PROBLEM DETAILS: Leaving out every picture, please repeat exactly the line that contains "Parse this screenshot: output" and each line after it through the final line below.

INPUT RECORDS:

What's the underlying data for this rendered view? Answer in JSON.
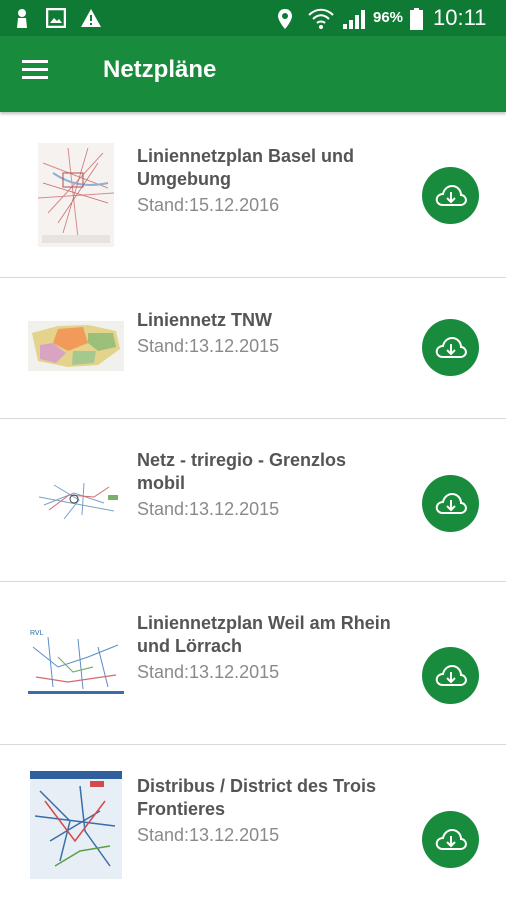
{
  "status_bar": {
    "battery_percent": "96%",
    "time": "10:11",
    "icons": [
      "notification-person-icon",
      "image-icon",
      "warning-icon",
      "location-icon",
      "wifi-icon",
      "signal-icon",
      "battery-icon"
    ]
  },
  "app_bar": {
    "title": "Netzpläne",
    "menu_icon": "hamburger-menu-icon"
  },
  "plans": [
    {
      "title": "Liniennetzplan Basel und Umgebung",
      "date": "Stand:15.12.2016"
    },
    {
      "title": "Liniennetz TNW",
      "date": "Stand:13.12.2015"
    },
    {
      "title": "Netz - triregio - Grenzlos mobil",
      "date": "Stand:13.12.2015"
    },
    {
      "title": "Liniennetzplan Weil am Rhein und Lörrach",
      "date": "Stand:13.12.2015"
    },
    {
      "title": "Distribus / District des Trois Frontieres",
      "date": "Stand:13.12.2015"
    }
  ],
  "colors": {
    "status_bar": "#0f7a33",
    "app_bar": "#188c3c",
    "download_button": "#188c3c"
  }
}
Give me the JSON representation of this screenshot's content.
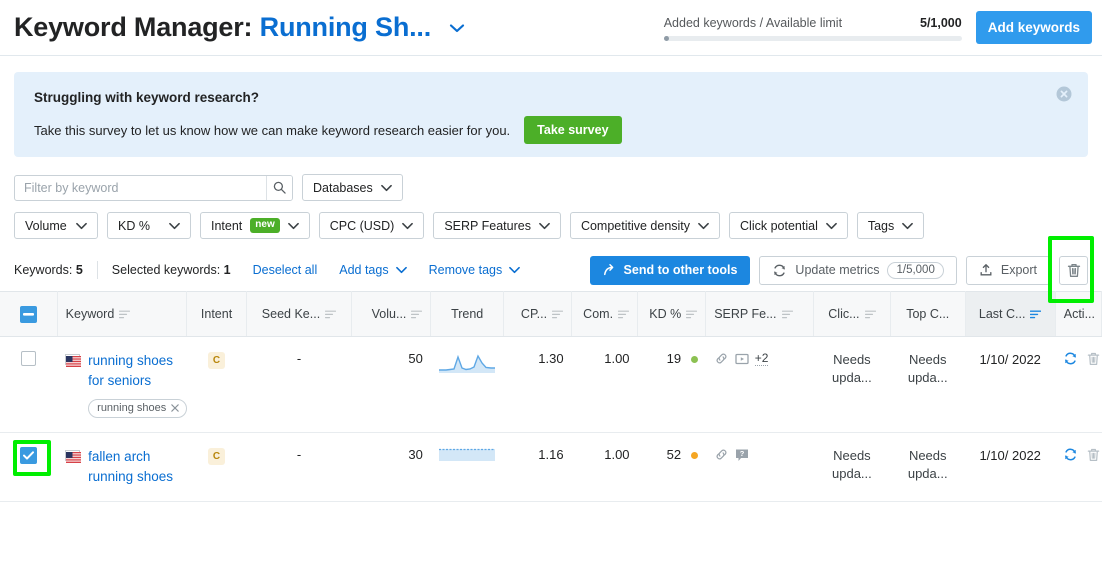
{
  "header": {
    "title_prefix": "Keyword Manager: ",
    "project_name": "Running Sh...",
    "chevron_icon": "chevron-down-icon",
    "limit_label": "Added keywords / Available limit",
    "limit_value": "5/1,000",
    "add_keywords_label": "Add keywords",
    "accent_blue": "#309bed"
  },
  "banner": {
    "title": "Struggling with keyword research?",
    "text": "Take this survey to let us know how we can make keyword research easier for you.",
    "button_label": "Take survey",
    "close_icon": "close-circle-icon",
    "bg": "#e4f0fb",
    "button_color": "#4caf28"
  },
  "filters": {
    "search_placeholder": "Filter by keyword",
    "search_value": "",
    "search_icon": "search-icon",
    "databases_label": "Databases",
    "pills": [
      {
        "label": "Volume",
        "badge": ""
      },
      {
        "label": "KD %",
        "badge": ""
      },
      {
        "label": "Intent",
        "badge": "new"
      },
      {
        "label": "CPC (USD)",
        "badge": ""
      },
      {
        "label": "SERP Features",
        "badge": ""
      },
      {
        "label": "Competitive density",
        "badge": ""
      },
      {
        "label": "Click potential",
        "badge": ""
      },
      {
        "label": "Tags",
        "badge": ""
      }
    ]
  },
  "actionbar": {
    "keywords_label": "Keywords:",
    "keywords_count": "5",
    "selected_label": "Selected keywords:",
    "selected_count": "1",
    "deselect_all": "Deselect all",
    "add_tags": "Add tags",
    "remove_tags": "Remove tags",
    "send_to_other_tools": "Send to other tools",
    "update_metrics": "Update metrics",
    "update_metrics_counter": "1/5,000",
    "export": "Export",
    "delete_icon": "trash-icon",
    "highlight_color": "#00ee00"
  },
  "table": {
    "select_all_state": "indeterminate",
    "columns": [
      {
        "label": "Keyword",
        "sortable": true,
        "sorted": false,
        "align": "left"
      },
      {
        "label": "Intent",
        "sortable": false,
        "sorted": false,
        "align": "center"
      },
      {
        "label": "Seed Ke...",
        "sortable": true,
        "sorted": false,
        "align": "center"
      },
      {
        "label": "Volu...",
        "sortable": true,
        "sorted": false,
        "align": "right"
      },
      {
        "label": "Trend",
        "sortable": false,
        "sorted": false,
        "align": "center"
      },
      {
        "label": "CP...",
        "sortable": true,
        "sorted": false,
        "align": "right"
      },
      {
        "label": "Com.",
        "sortable": true,
        "sorted": false,
        "align": "right"
      },
      {
        "label": "KD %",
        "sortable": true,
        "sorted": false,
        "align": "right"
      },
      {
        "label": "SERP Fe...",
        "sortable": true,
        "sorted": false,
        "align": "left"
      },
      {
        "label": "Clic...",
        "sortable": true,
        "sorted": false,
        "align": "center"
      },
      {
        "label": "Top C...",
        "sortable": false,
        "sorted": false,
        "align": "center"
      },
      {
        "label": "Last C...",
        "sortable": true,
        "sorted": true,
        "align": "center"
      },
      {
        "label": "Acti...",
        "sortable": false,
        "sorted": false,
        "align": "left"
      }
    ],
    "rows": [
      {
        "checked": false,
        "highlight_checkbox": false,
        "flag": "us-flag-icon",
        "keyword": "running shoes for seniors",
        "tags": [
          "running shoes"
        ],
        "intent": "C",
        "seed_keyword": "-",
        "volume": "50",
        "trend_type": "peaks",
        "cpc": "1.30",
        "competition": "1.00",
        "kd": "19",
        "kd_color": "#8cc152",
        "serp_features": [
          "link-icon",
          "video-icon"
        ],
        "serp_more": "+2",
        "click_potential": "Needs upda...",
        "top_competitor": "Needs upda...",
        "last_checked": "1/10/ 2022",
        "actions": [
          "refresh-icon",
          "trash-icon"
        ]
      },
      {
        "checked": true,
        "highlight_checkbox": true,
        "flag": "us-flag-icon",
        "keyword": "fallen arch running shoes",
        "tags": [],
        "intent": "C",
        "seed_keyword": "-",
        "volume": "30",
        "trend_type": "flat",
        "cpc": "1.16",
        "competition": "1.00",
        "kd": "52",
        "kd_color": "#f5a623",
        "serp_features": [
          "link-icon",
          "faq-icon"
        ],
        "serp_more": "",
        "click_potential": "Needs upda...",
        "top_competitor": "Needs upda...",
        "last_checked": "1/10/ 2022",
        "actions": [
          "refresh-icon",
          "trash-icon"
        ]
      }
    ]
  }
}
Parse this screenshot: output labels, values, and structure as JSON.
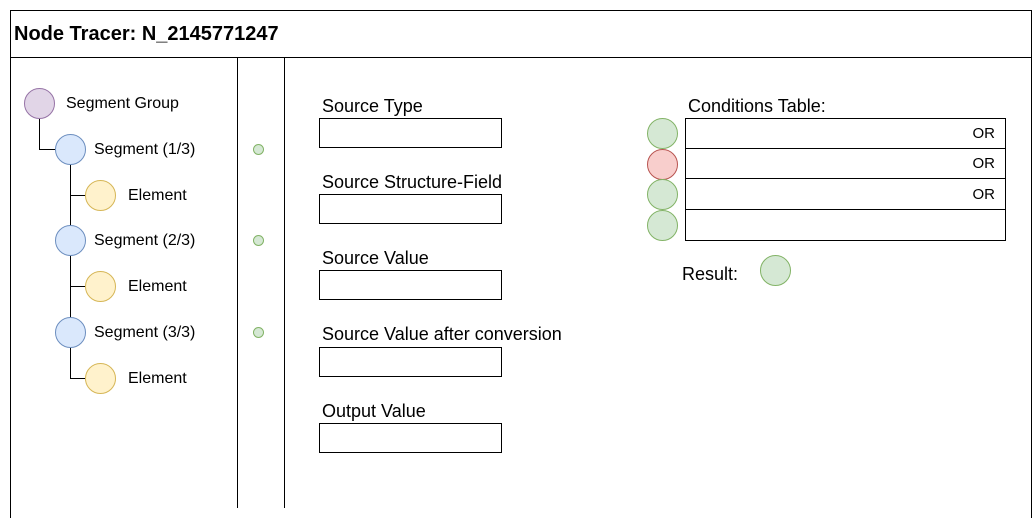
{
  "title": "Node Tracer: N_2145771247",
  "tree": {
    "group": {
      "label": "Segment Group",
      "color": "#e1d5e7",
      "icon": "group-node-icon"
    },
    "segments": [
      {
        "label": "Segment (1/3)",
        "element_label": "Element",
        "status": "green"
      },
      {
        "label": "Segment (2/3)",
        "element_label": "Element",
        "status": "green"
      },
      {
        "label": "Segment (3/3)",
        "element_label": "Element",
        "status": "green"
      }
    ]
  },
  "fields": [
    {
      "label": "Source Type",
      "value": ""
    },
    {
      "label": "Source Structure-Field",
      "value": ""
    },
    {
      "label": "Source Value",
      "value": ""
    },
    {
      "label": "Source Value after conversion",
      "value": ""
    },
    {
      "label": "Output Value",
      "value": ""
    }
  ],
  "conditions": {
    "title": "Conditions Table:",
    "rows": [
      {
        "operator": "OR",
        "status": "green"
      },
      {
        "operator": "OR",
        "status": "red"
      },
      {
        "operator": "OR",
        "status": "green"
      },
      {
        "operator": "",
        "status": "green"
      }
    ]
  },
  "result": {
    "label": "Result:",
    "status": "green"
  },
  "colors": {
    "group": "#e1d5e7",
    "segment": "#dae8fc",
    "element": "#fff2cc",
    "pass": "#d5e8d4",
    "fail": "#f8cecc"
  }
}
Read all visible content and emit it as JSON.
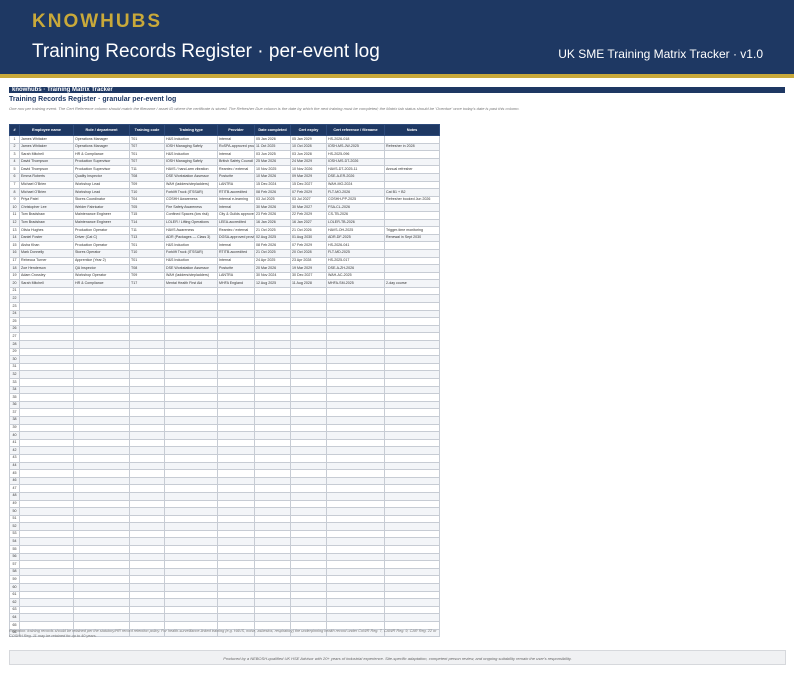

RESULT:
Parse this screenshot: output labels, values, and structure as JSON.
{
  "title": "Node Tracer: N_2145771247",
  "tree": {
    "group": {
      "label": "Segment Group",
      "color": "#e1d5e7",
      "icon": "group-node-icon"
    },
    "segments": [
      {
        "label": "Segment (1/3)",
        "element_label": "Element",
        "status": "green"
      },
      {
        "label": "Segment (2/3)",
        "element_label": "Element",
        "status": "green"
      },
      {
        "label": "Segment (3/3)",
        "element_label": "Element",
        "status": "green"
      }
    ]
  },
  "fields": [
    {
      "label": "Source Type",
      "value": ""
    },
    {
      "label": "Source Structure-Field",
      "value": ""
    },
    {
      "label": "Source Value",
      "value": ""
    },
    {
      "label": "Source Value after conversion",
      "value": ""
    },
    {
      "label": "Output Value",
      "value": ""
    }
  ],
  "conditions": {
    "title": "Conditions Table:",
    "rows": [
      {
        "operator": "OR",
        "status": "green"
      },
      {
        "operator": "OR",
        "status": "red"
      },
      {
        "operator": "OR",
        "status": "green"
      },
      {
        "operator": "",
        "status": "green"
      }
    ]
  },
  "result": {
    "label": "Result:",
    "status": "green"
  },
  "colors": {
    "group": "#e1d5e7",
    "segment": "#dae8fc",
    "element": "#fff2cc",
    "pass": "#d5e8d4",
    "fail": "#f8cecc"
  }
}
Read all visible content and emit it as JSON.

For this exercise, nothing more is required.